====== Task input ======
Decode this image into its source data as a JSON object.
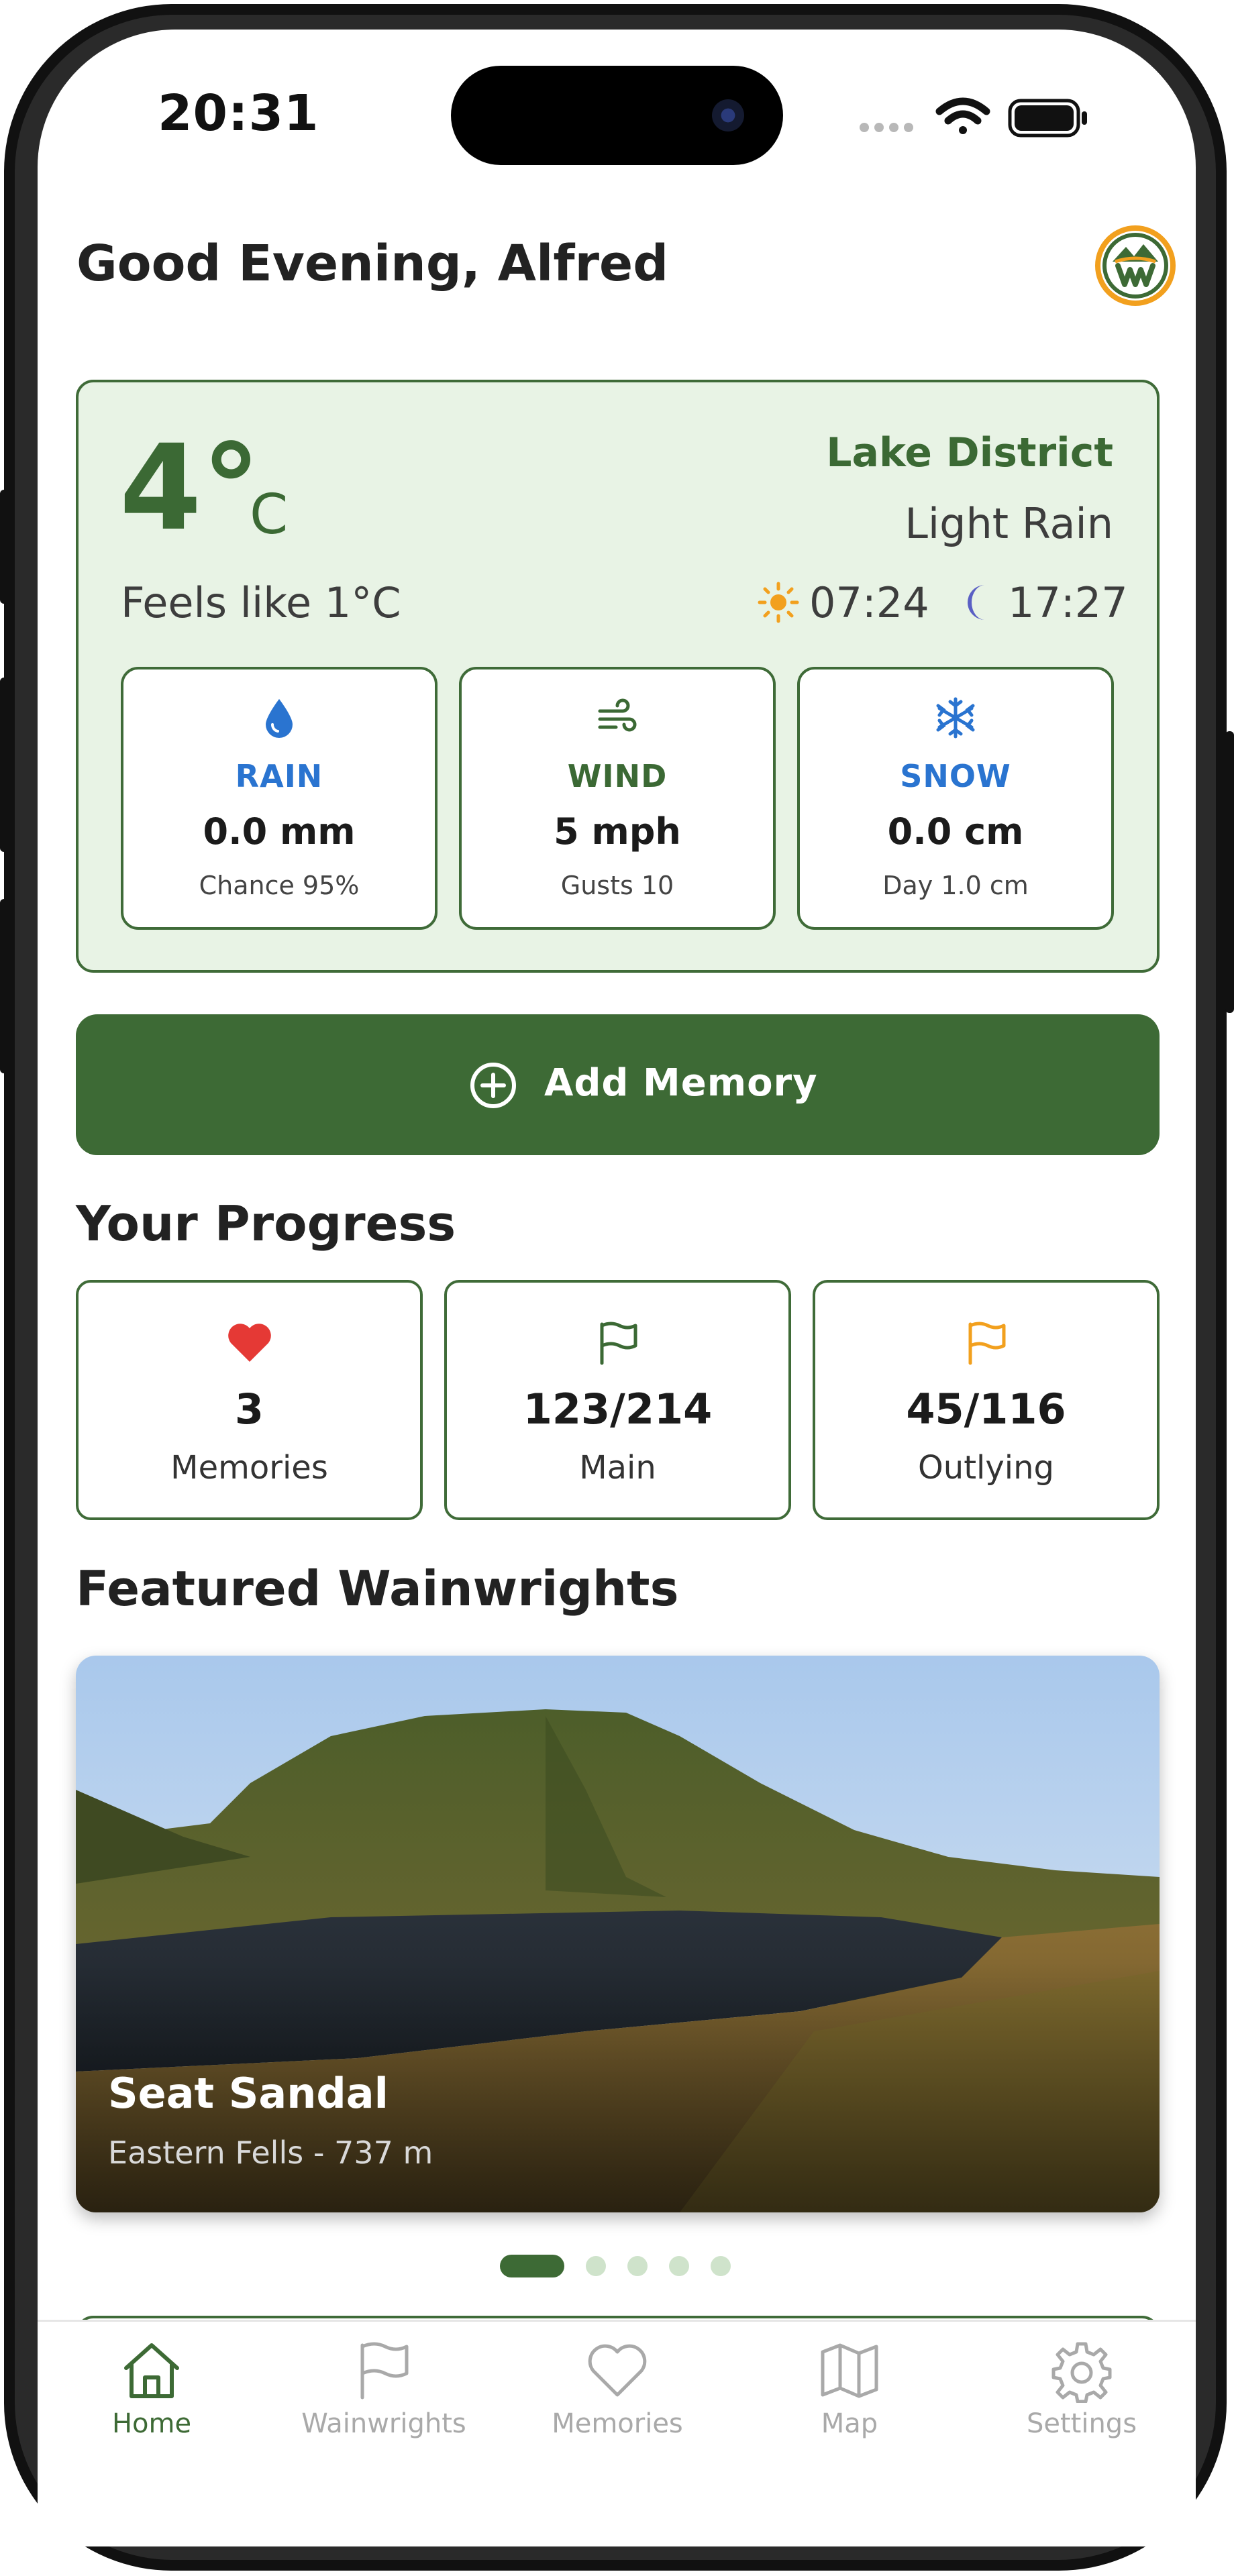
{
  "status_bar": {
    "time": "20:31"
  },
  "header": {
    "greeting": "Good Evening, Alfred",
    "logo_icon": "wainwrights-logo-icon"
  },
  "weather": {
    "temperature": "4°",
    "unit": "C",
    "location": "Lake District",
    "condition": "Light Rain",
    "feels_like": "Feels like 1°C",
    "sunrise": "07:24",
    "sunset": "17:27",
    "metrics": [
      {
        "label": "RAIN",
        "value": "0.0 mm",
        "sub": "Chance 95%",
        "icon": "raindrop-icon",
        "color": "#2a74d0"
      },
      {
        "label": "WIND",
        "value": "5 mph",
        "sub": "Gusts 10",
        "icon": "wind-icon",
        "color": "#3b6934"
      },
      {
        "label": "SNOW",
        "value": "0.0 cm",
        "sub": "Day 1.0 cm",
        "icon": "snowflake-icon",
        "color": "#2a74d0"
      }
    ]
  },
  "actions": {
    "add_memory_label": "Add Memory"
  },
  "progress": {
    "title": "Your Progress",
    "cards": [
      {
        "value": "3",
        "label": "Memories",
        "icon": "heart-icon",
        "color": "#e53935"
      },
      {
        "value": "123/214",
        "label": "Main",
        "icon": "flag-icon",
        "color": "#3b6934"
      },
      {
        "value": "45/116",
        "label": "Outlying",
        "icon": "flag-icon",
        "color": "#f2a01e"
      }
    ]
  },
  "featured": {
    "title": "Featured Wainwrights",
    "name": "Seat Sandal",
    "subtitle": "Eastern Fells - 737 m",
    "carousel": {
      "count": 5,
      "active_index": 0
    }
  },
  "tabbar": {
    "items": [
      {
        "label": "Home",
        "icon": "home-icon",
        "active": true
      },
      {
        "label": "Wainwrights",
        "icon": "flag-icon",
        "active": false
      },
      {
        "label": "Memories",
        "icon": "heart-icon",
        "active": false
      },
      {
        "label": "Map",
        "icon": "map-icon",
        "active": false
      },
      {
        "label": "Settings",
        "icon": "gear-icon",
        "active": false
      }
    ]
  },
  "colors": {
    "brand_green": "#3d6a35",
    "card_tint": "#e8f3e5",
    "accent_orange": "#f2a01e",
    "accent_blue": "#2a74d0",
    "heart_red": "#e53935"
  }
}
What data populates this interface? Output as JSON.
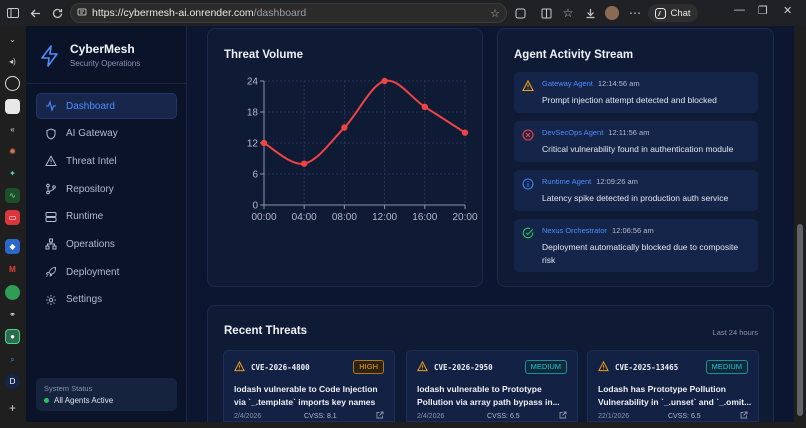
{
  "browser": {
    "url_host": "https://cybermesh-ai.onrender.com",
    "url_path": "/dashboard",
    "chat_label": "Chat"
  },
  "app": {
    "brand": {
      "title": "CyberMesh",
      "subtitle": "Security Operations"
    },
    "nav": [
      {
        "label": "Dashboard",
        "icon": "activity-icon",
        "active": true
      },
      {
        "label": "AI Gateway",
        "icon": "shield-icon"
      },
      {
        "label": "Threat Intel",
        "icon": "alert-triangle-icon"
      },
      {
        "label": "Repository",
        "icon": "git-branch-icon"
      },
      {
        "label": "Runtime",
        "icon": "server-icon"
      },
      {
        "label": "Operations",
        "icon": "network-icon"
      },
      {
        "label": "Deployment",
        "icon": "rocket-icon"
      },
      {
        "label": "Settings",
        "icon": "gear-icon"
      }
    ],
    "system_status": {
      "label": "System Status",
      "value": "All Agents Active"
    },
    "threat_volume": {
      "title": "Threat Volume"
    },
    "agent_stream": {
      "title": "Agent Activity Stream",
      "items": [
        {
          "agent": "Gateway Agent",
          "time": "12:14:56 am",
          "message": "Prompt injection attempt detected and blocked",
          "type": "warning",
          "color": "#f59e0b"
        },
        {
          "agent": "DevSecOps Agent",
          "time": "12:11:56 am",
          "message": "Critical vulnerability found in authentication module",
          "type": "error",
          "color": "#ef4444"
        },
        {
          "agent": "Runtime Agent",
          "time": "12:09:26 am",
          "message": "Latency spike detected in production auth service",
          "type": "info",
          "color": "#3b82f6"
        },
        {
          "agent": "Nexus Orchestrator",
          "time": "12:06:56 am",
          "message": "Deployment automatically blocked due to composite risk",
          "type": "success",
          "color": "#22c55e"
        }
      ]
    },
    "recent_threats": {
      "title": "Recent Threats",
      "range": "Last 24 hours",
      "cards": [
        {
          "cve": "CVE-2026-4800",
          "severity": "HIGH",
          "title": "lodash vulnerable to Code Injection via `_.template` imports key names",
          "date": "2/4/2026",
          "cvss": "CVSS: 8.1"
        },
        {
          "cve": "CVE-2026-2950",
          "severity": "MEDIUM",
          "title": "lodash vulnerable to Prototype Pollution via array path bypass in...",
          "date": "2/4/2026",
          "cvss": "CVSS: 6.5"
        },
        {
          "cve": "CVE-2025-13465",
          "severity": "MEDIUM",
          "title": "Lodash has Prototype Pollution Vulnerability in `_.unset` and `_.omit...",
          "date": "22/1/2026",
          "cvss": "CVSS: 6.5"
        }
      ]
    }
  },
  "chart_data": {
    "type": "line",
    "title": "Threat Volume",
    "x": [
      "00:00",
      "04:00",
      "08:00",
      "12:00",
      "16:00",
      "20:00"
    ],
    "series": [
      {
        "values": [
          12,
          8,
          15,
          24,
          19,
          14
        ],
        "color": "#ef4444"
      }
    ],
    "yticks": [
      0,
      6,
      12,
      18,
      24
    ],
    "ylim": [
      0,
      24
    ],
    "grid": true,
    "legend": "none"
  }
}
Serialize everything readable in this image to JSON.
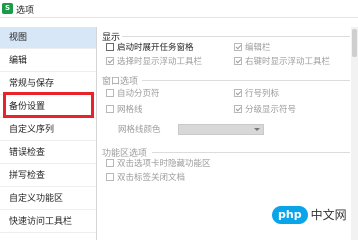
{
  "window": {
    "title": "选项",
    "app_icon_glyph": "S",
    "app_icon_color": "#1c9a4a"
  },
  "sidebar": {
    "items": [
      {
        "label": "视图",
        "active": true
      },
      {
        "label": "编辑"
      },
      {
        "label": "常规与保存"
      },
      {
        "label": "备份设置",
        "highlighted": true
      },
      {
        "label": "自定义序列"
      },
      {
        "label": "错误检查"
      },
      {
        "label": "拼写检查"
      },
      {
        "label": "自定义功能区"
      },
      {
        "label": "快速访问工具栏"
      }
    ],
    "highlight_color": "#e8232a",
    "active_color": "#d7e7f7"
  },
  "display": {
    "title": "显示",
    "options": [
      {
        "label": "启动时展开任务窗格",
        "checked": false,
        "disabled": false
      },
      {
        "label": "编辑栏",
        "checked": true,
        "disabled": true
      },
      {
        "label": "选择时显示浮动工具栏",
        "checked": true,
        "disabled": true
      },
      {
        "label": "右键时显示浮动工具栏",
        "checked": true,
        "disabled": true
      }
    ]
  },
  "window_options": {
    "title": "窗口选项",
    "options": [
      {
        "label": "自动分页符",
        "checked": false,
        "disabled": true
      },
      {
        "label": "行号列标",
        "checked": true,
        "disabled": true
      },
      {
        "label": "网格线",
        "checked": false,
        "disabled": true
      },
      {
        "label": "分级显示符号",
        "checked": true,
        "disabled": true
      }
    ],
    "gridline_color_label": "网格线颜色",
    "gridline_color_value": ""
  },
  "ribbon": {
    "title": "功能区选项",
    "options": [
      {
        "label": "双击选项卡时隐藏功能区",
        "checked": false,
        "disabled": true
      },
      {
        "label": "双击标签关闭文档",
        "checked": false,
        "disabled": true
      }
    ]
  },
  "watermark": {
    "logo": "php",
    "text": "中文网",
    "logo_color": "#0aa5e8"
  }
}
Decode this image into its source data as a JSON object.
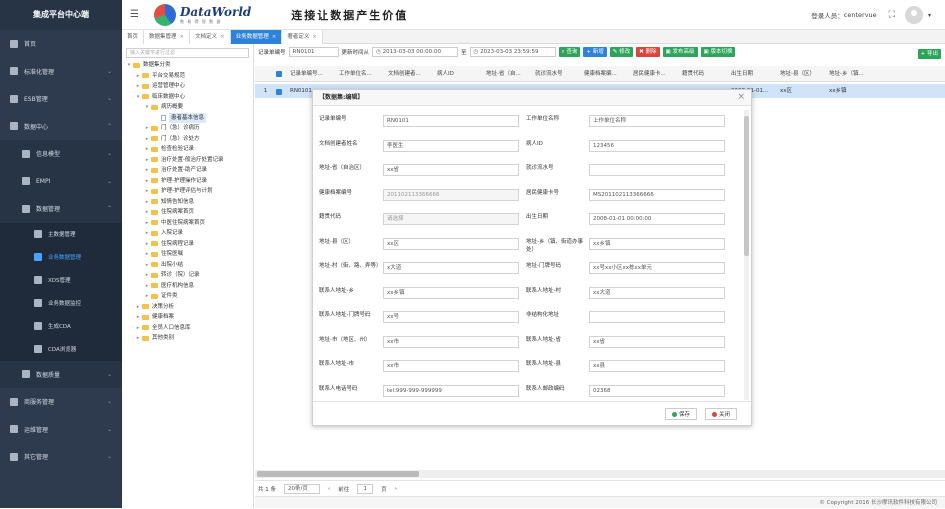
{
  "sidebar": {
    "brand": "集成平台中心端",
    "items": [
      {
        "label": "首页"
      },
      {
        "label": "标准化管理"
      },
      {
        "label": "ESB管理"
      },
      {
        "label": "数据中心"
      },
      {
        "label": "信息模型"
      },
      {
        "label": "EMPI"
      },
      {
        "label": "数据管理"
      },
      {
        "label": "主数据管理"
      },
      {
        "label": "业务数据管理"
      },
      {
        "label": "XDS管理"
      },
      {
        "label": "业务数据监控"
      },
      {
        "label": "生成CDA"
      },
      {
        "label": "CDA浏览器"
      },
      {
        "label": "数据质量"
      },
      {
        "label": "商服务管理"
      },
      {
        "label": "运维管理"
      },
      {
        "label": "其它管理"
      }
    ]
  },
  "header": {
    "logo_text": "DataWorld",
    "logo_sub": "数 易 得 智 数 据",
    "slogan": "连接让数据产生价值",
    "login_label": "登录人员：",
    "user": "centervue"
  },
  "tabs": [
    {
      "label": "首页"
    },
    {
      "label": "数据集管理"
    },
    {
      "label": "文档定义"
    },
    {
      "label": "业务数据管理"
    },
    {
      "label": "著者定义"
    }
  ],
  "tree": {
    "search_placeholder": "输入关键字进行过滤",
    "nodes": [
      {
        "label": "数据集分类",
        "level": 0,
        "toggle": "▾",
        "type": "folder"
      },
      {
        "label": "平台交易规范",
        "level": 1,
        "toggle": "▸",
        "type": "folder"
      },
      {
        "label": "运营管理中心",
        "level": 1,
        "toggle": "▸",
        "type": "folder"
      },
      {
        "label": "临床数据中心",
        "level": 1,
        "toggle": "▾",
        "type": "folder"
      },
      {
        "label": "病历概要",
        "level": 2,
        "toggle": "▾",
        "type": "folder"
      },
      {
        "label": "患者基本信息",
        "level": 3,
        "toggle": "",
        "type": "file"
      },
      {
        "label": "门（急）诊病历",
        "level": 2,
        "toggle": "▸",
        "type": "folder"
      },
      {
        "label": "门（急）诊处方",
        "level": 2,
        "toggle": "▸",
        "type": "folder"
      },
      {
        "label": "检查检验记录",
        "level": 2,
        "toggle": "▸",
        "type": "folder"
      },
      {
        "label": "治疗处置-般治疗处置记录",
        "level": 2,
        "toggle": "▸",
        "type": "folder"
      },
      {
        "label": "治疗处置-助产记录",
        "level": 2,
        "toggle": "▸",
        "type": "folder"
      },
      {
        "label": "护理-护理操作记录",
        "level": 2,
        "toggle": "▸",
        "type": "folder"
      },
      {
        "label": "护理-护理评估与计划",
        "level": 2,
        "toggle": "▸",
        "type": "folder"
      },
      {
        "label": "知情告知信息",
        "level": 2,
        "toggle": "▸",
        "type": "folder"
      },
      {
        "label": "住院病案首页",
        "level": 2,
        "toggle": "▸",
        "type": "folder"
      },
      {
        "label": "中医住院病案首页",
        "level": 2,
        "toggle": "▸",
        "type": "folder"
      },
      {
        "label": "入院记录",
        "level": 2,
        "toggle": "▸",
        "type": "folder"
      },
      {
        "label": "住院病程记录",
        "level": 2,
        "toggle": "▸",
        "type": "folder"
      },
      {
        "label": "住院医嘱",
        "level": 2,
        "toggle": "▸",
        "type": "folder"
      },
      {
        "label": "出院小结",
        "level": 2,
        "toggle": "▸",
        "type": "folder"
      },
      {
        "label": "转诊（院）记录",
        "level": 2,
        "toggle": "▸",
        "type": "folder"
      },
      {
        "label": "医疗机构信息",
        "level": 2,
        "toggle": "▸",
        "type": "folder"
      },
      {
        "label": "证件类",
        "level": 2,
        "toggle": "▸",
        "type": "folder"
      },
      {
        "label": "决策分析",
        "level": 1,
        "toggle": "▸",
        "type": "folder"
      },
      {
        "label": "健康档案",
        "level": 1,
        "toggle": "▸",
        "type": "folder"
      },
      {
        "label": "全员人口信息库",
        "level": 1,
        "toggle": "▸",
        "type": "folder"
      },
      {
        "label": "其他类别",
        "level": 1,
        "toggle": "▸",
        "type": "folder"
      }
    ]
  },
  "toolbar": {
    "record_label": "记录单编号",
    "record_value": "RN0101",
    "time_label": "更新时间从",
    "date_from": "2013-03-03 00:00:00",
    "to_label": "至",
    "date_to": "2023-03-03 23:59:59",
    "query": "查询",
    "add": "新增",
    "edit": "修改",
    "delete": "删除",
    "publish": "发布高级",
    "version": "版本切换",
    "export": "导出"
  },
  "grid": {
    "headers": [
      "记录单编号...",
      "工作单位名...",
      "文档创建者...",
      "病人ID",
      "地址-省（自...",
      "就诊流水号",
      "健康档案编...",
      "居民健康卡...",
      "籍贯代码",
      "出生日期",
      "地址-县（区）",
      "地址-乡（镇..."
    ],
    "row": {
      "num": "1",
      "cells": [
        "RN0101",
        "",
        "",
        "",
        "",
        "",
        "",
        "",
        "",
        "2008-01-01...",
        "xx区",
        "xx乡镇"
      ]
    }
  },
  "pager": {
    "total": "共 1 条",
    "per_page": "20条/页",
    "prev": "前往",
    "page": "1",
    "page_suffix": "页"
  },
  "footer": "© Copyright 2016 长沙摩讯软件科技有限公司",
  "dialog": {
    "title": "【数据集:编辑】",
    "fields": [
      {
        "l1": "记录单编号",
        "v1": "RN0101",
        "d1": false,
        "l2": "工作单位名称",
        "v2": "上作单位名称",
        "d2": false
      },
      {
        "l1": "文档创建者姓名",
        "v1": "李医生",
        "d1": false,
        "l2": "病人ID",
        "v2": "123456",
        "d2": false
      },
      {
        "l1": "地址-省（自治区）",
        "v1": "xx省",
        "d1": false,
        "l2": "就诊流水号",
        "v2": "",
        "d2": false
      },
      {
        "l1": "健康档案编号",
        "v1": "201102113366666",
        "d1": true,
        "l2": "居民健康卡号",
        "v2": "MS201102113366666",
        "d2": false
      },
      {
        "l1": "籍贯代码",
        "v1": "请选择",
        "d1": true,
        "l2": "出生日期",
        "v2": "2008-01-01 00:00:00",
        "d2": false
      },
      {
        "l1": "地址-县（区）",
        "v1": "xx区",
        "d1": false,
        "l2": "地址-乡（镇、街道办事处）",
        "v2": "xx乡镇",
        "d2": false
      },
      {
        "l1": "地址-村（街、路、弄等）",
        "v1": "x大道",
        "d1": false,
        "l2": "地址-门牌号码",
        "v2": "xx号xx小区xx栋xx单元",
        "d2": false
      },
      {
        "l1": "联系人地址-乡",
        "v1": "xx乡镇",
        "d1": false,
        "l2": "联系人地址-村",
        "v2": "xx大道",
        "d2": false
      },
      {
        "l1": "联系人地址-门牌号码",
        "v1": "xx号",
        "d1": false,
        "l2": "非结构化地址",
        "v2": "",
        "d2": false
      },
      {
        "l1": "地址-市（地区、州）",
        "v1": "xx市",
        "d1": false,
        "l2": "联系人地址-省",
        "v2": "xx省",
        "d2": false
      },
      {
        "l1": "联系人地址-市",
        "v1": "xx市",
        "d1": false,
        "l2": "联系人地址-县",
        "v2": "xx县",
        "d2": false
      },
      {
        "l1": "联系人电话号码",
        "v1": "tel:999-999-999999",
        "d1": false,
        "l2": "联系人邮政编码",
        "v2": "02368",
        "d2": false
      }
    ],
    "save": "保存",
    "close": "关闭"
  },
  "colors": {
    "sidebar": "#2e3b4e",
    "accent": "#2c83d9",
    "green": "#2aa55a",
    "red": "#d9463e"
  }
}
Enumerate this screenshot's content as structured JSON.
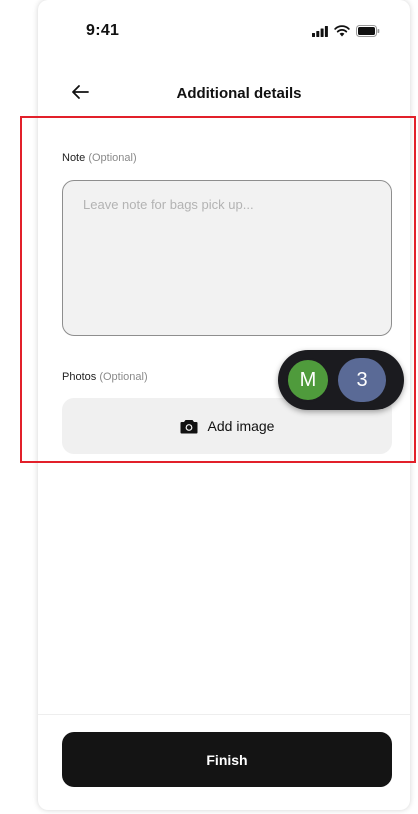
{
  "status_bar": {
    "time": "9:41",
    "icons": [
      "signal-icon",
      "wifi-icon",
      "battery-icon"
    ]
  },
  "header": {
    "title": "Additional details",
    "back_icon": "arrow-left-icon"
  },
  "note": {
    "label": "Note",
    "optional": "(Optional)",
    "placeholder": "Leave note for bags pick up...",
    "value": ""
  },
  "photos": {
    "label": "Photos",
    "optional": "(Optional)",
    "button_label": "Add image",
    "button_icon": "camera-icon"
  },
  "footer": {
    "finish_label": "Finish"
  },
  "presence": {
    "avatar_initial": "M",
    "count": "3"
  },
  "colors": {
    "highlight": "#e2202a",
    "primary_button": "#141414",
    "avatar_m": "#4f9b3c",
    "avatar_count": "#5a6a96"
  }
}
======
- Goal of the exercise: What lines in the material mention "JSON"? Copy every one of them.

- Response box:
Decode this image into its source data as a JSON object.
What data populates this interface? Output as JSON.
Serialize everything readable in this image to JSON.
Decode this image into its source data as a JSON object.
Enumerate this screenshot's content as structured JSON.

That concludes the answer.